A Washington state teenager changed his plea to guilty on Wednesday in the murder of a World War Two veteran he beat up with an accomplice in 2013 during what he said was a drug deal, Spokane area media reported.
Kenan Adams-Kinard, 17, pleaded guilty in Spokane County Superior Court to first-degree murder in the death of 88-year-old Delbert “Shorty” Belton, as a part of a deal in which robbery charges against him would be dropped. He could serve between 20 and 27 years in jail on sentencing, according to media reports.
Belton, who had survived a gunshot wound to the leg during the Battle of Okinawa in 1945, died a day after being beaten up in August 2013 by Adams-Kinard and his accused accomplice, Demetrius Glenn, both 16 at the time, outside a Spokane area fraternal lodge.
In a police affidavit paraphrasing a witness account, Adams-Kinard said he “was trying to buy an ounce of crack cocaine from ‘Shorty’ and ‘Shorty’ tried ripping him off.” Adams-Kinard said he then punched Belton and took his money back.
NBC News last year quoted a police spokesman as saying there was “no evidence to support” the allegation that Belton was dealing drugs.
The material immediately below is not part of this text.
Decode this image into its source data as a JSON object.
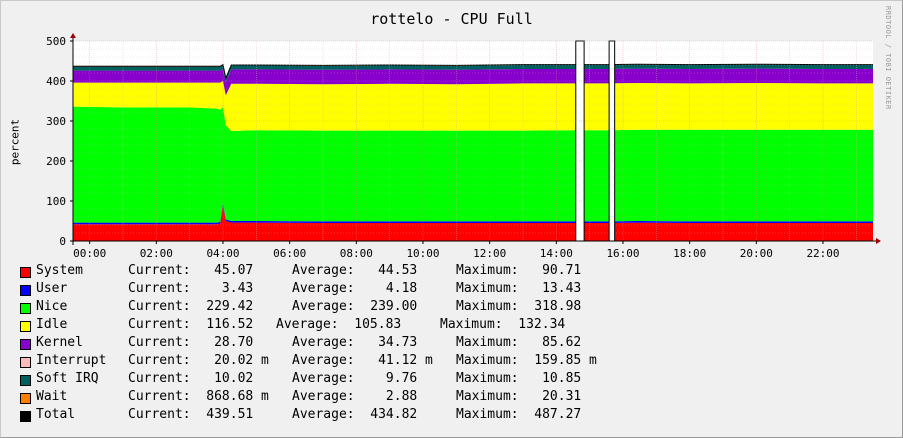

The two teenagers were charged with first-degree murder in Belton’s death, and first-degree robbery and first-degree conspiracy to commit robbery, but both initially pleaded not guilty to the charges, the Spokesman-Review newspaper reported.
Glenn, whose trial is slated to begin on Jan. 12, has not changed his plea, media said.
The affidavit said police also seized a handwritten letter that Adams-Kinard allegedly wrote to his mother in which he also said the crime was a drug deal gone sour.
“I took his wallet and another ounce of crack from his pockets. He was unconscious, so I made sure he was still breathing, and then I took off,” the affidavit quoted the letter as saying.